• **Exercise prompt**
Copy the entries word for word. Keep the pictures out.

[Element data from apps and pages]
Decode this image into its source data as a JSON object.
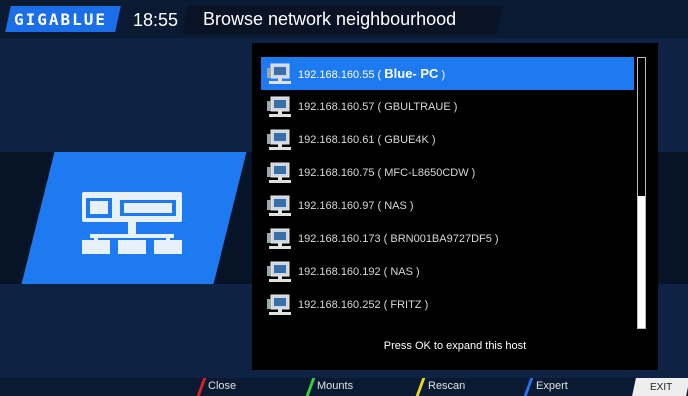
{
  "header": {
    "logo": "GIGABLUE",
    "clock": "18:55",
    "title": "Browse network neighbourhood"
  },
  "hosts": [
    {
      "ip": "192.168.160.55",
      "name": "Blue- PC",
      "selected": true
    },
    {
      "ip": "192.168.160.57",
      "name": "GBULTRAUE",
      "selected": false
    },
    {
      "ip": "192.168.160.61",
      "name": "GBUE4K",
      "selected": false
    },
    {
      "ip": "192.168.160.75",
      "name": "MFC-L8650CDW",
      "selected": false
    },
    {
      "ip": "192.168.160.97",
      "name": "NAS",
      "selected": false
    },
    {
      "ip": "192.168.160.173",
      "name": "BRN001BA9727DF5",
      "selected": false
    },
    {
      "ip": "192.168.160.192",
      "name": "NAS",
      "selected": false
    },
    {
      "ip": "192.168.160.252",
      "name": "FRITZ",
      "selected": false
    }
  ],
  "rows_text": [
    "192.168.160.55 ( ",
    "192.168.160.57 ( GBULTRAUE )",
    "192.168.160.61 ( GBUE4K )",
    "192.168.160.75 ( MFC-L8650CDW )",
    "192.168.160.97 ( NAS )",
    "192.168.160.173 ( BRN001BA9727DF5 )",
    "192.168.160.192 ( NAS )",
    "192.168.160.252 ( FRITZ )"
  ],
  "hint": "Press OK to expand this host",
  "footer": {
    "red": "Close",
    "green": "Mounts",
    "yellow": "Rescan",
    "blue": "Expert",
    "exit": "EXIT"
  },
  "colors": {
    "accent": "#1e7af0",
    "red": "#e02020",
    "green": "#3ccf3c",
    "yellow": "#e8d820",
    "blue": "#2a6ff0"
  }
}
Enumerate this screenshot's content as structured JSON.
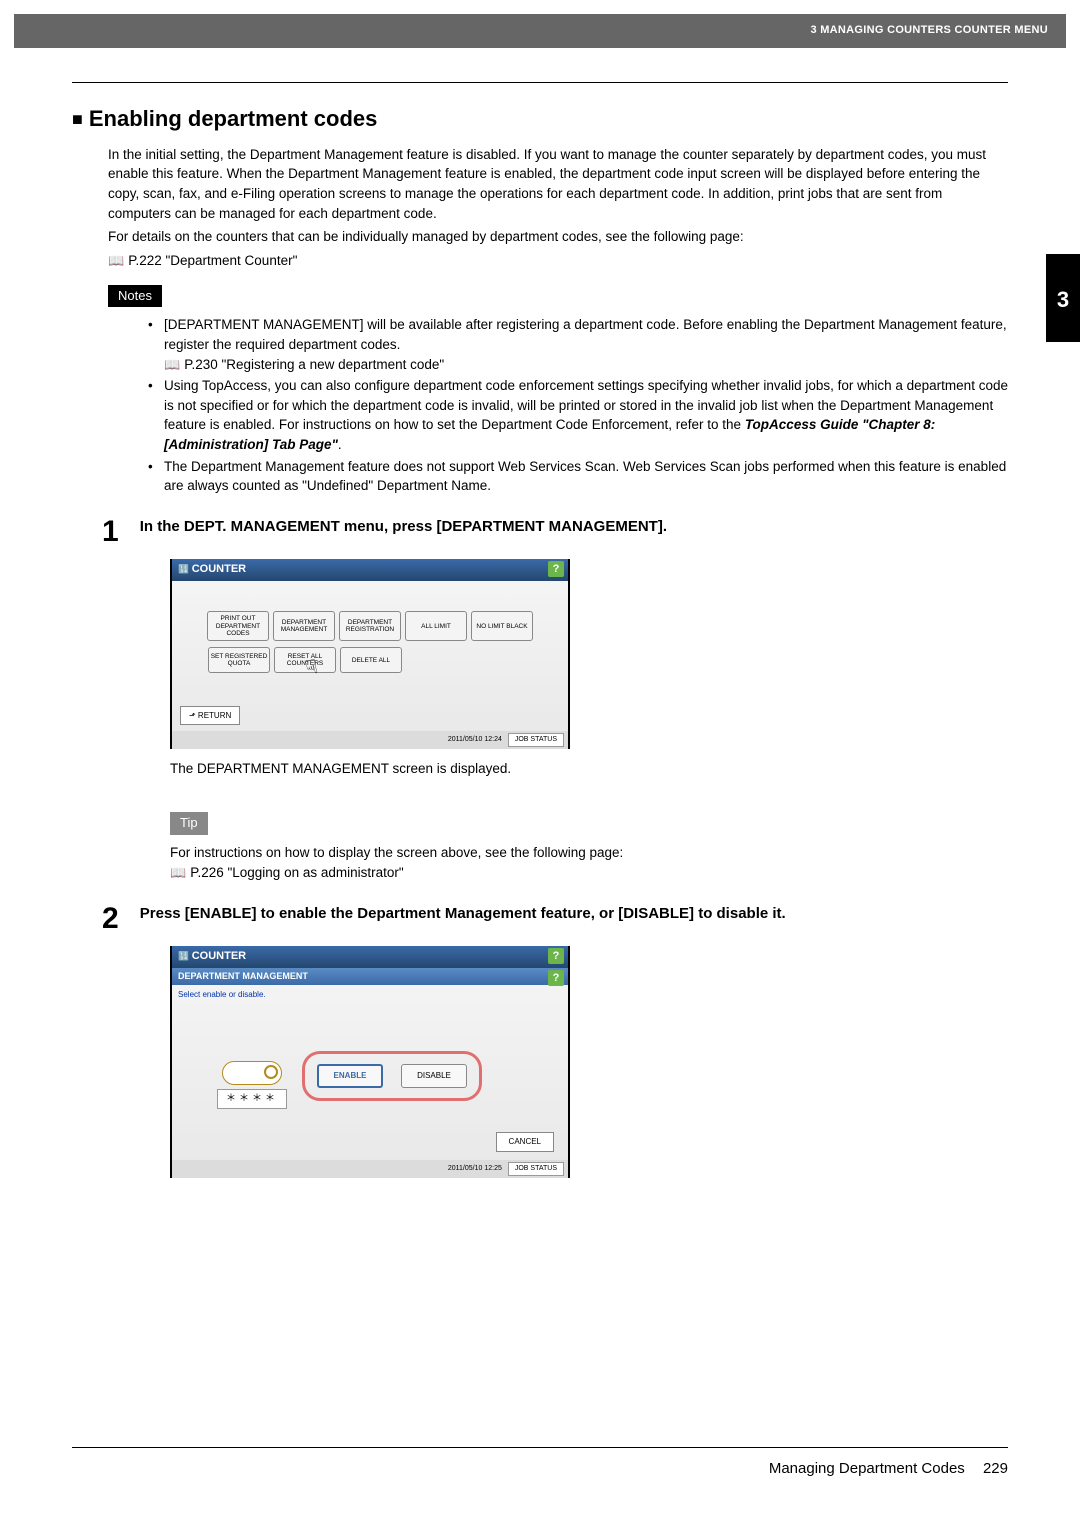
{
  "header": {
    "breadcrumb": "3 MANAGING COUNTERS COUNTER MENU"
  },
  "sideTab": {
    "chapter": "3"
  },
  "section": {
    "title": "Enabling department codes",
    "intro": "In the initial setting, the Department Management feature is disabled. If you want to manage the counter separately by department codes, you must enable this feature. When the Department Management feature is enabled, the department code input screen will be displayed before entering the copy, scan, fax, and e-Filing operation screens to manage the operations for each department code. In addition, print jobs that are sent from computers can be managed for each department code.",
    "detailsLead": "For details on the counters that can be individually managed by department codes, see the following page:",
    "ref1": "P.222 \"Department Counter\""
  },
  "notes": {
    "label": "Notes",
    "items": [
      {
        "text": "[DEPARTMENT MANAGEMENT] will be available after registering a department code. Before enabling the Department Management feature, register the required department codes.",
        "ref": "P.230 \"Registering a new department code\""
      },
      {
        "text_a": "Using TopAccess, you can also configure department code enforcement settings specifying whether invalid jobs, for which a department code is not specified or for which the department code is invalid, will be printed or stored in the invalid job list when the Department Management feature is enabled. For instructions on how to set the Department Code Enforcement, refer to the ",
        "text_b": "TopAccess Guide \"Chapter 8: [Administration] Tab Page\"",
        "text_c": "."
      },
      {
        "text": "The Department Management feature does not support Web Services Scan. Web Services Scan jobs performed when this feature is enabled are always counted as \"Undefined\" Department Name."
      }
    ]
  },
  "step1": {
    "num": "1",
    "heading": "In the DEPT. MANAGEMENT menu, press [DEPARTMENT MANAGEMENT].",
    "screen": {
      "title": "COUNTER",
      "buttons_row1": [
        "PRINT OUT DEPARTMENT CODES",
        "DEPARTMENT MANAGEMENT",
        "DEPARTMENT REGISTRATION",
        "ALL LIMIT",
        "NO LIMIT BLACK"
      ],
      "buttons_row2": [
        "SET REGISTERED QUOTA",
        "RESET ALL COUNTERS",
        "DELETE ALL"
      ],
      "return": "⬏  RETURN",
      "timestamp": "2011/05/10 12:24",
      "jobstatus": "JOB STATUS"
    },
    "afterText": "The DEPARTMENT MANAGEMENT screen is displayed.",
    "tip": {
      "label": "Tip",
      "text": "For instructions on how to display the screen above, see the following page:",
      "ref": "P.226 \"Logging on as administrator\""
    }
  },
  "step2": {
    "num": "2",
    "heading": "Press [ENABLE] to enable the Department Management feature, or [DISABLE] to disable it.",
    "screen": {
      "title": "COUNTER",
      "subtitle": "DEPARTMENT MANAGEMENT",
      "instruction": "Select enable or disable.",
      "stars": "＊＊＊＊",
      "enable": "ENABLE",
      "disable": "DISABLE",
      "cancel": "CANCEL",
      "timestamp": "2011/05/10 12:25",
      "jobstatus": "JOB STATUS"
    }
  },
  "footer": {
    "text": "Managing Department Codes",
    "page": "229"
  }
}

• **Completed task**
Decode this image into its source data as a JSON object.
{
  "header": {
    "logo": "GIGABLUE",
    "clock": "18:55",
    "title": "Browse network neighbourhood"
  },
  "hosts": [
    {
      "ip": "192.168.160.55",
      "name": "Blue- PC",
      "selected": true
    },
    {
      "ip": "192.168.160.57",
      "name": "GBULTRAUE",
      "selected": false
    },
    {
      "ip": "192.168.160.61",
      "name": "GBUE4K",
      "selected": false
    },
    {
      "ip": "192.168.160.75",
      "name": "MFC-L8650CDW",
      "selected": false
    },
    {
      "ip": "192.168.160.97",
      "name": "NAS",
      "selected": false
    },
    {
      "ip": "192.168.160.173",
      "name": "BRN001BA9727DF5",
      "selected": false
    },
    {
      "ip": "192.168.160.192",
      "name": "NAS",
      "selected": false
    },
    {
      "ip": "192.168.160.252",
      "name": "FRITZ",
      "selected": false
    }
  ],
  "rows_text": [
    "192.168.160.55 ( ",
    "192.168.160.57 ( GBULTRAUE )",
    "192.168.160.61 ( GBUE4K )",
    "192.168.160.75 ( MFC-L8650CDW )",
    "192.168.160.97 ( NAS )",
    "192.168.160.173 ( BRN001BA9727DF5 )",
    "192.168.160.192 ( NAS )",
    "192.168.160.252 ( FRITZ )"
  ],
  "hint": "Press OK to expand this host",
  "footer": {
    "red": "Close",
    "green": "Mounts",
    "yellow": "Rescan",
    "blue": "Expert",
    "exit": "EXIT"
  },
  "colors": {
    "accent": "#1e7af0",
    "red": "#e02020",
    "green": "#3ccf3c",
    "yellow": "#e8d820",
    "blue": "#2a6ff0"
  }
}
Enumerate this screenshot's content as structured JSON.
{
  "header": {
    "breadcrumb": "3 MANAGING COUNTERS COUNTER MENU"
  },
  "sideTab": {
    "chapter": "3"
  },
  "section": {
    "title": "Enabling department codes",
    "intro": "In the initial setting, the Department Management feature is disabled. If you want to manage the counter separately by department codes, you must enable this feature. When the Department Management feature is enabled, the department code input screen will be displayed before entering the copy, scan, fax, and e-Filing operation screens to manage the operations for each department code. In addition, print jobs that are sent from computers can be managed for each department code.",
    "detailsLead": "For details on the counters that can be individually managed by department codes, see the following page:",
    "ref1": "P.222 \"Department Counter\""
  },
  "notes": {
    "label": "Notes",
    "items": [
      {
        "text": "[DEPARTMENT MANAGEMENT] will be available after registering a department code. Before enabling the Department Management feature, register the required department codes.",
        "ref": "P.230 \"Registering a new department code\""
      },
      {
        "text_a": "Using TopAccess, you can also configure department code enforcement settings specifying whether invalid jobs, for which a department code is not specified or for which the department code is invalid, will be printed or stored in the invalid job list when the Department Management feature is enabled. For instructions on how to set the Department Code Enforcement, refer to the ",
        "text_b": "TopAccess Guide \"Chapter 8: [Administration] Tab Page\"",
        "text_c": "."
      },
      {
        "text": "The Department Management feature does not support Web Services Scan. Web Services Scan jobs performed when this feature is enabled are always counted as \"Undefined\" Department Name."
      }
    ]
  },
  "step1": {
    "num": "1",
    "heading": "In the DEPT. MANAGEMENT menu, press [DEPARTMENT MANAGEMENT].",
    "screen": {
      "title": "COUNTER",
      "buttons_row1": [
        "PRINT OUT DEPARTMENT CODES",
        "DEPARTMENT MANAGEMENT",
        "DEPARTMENT REGISTRATION",
        "ALL LIMIT",
        "NO LIMIT BLACK"
      ],
      "buttons_row2": [
        "SET REGISTERED QUOTA",
        "RESET ALL COUNTERS",
        "DELETE ALL"
      ],
      "return": "⬏  RETURN",
      "timestamp": "2011/05/10 12:24",
      "jobstatus": "JOB STATUS"
    },
    "afterText": "The DEPARTMENT MANAGEMENT screen is displayed.",
    "tip": {
      "label": "Tip",
      "text": "For instructions on how to display the screen above, see the following page:",
      "ref": "P.226 \"Logging on as administrator\""
    }
  },
  "step2": {
    "num": "2",
    "heading": "Press [ENABLE] to enable the Department Management feature, or [DISABLE] to disable it.",
    "screen": {
      "title": "COUNTER",
      "subtitle": "DEPARTMENT MANAGEMENT",
      "instruction": "Select enable or disable.",
      "stars": "＊＊＊＊",
      "enable": "ENABLE",
      "disable": "DISABLE",
      "cancel": "CANCEL",
      "timestamp": "2011/05/10 12:25",
      "jobstatus": "JOB STATUS"
    }
  },
  "footer": {
    "text": "Managing Department Codes",
    "page": "229"
  }
}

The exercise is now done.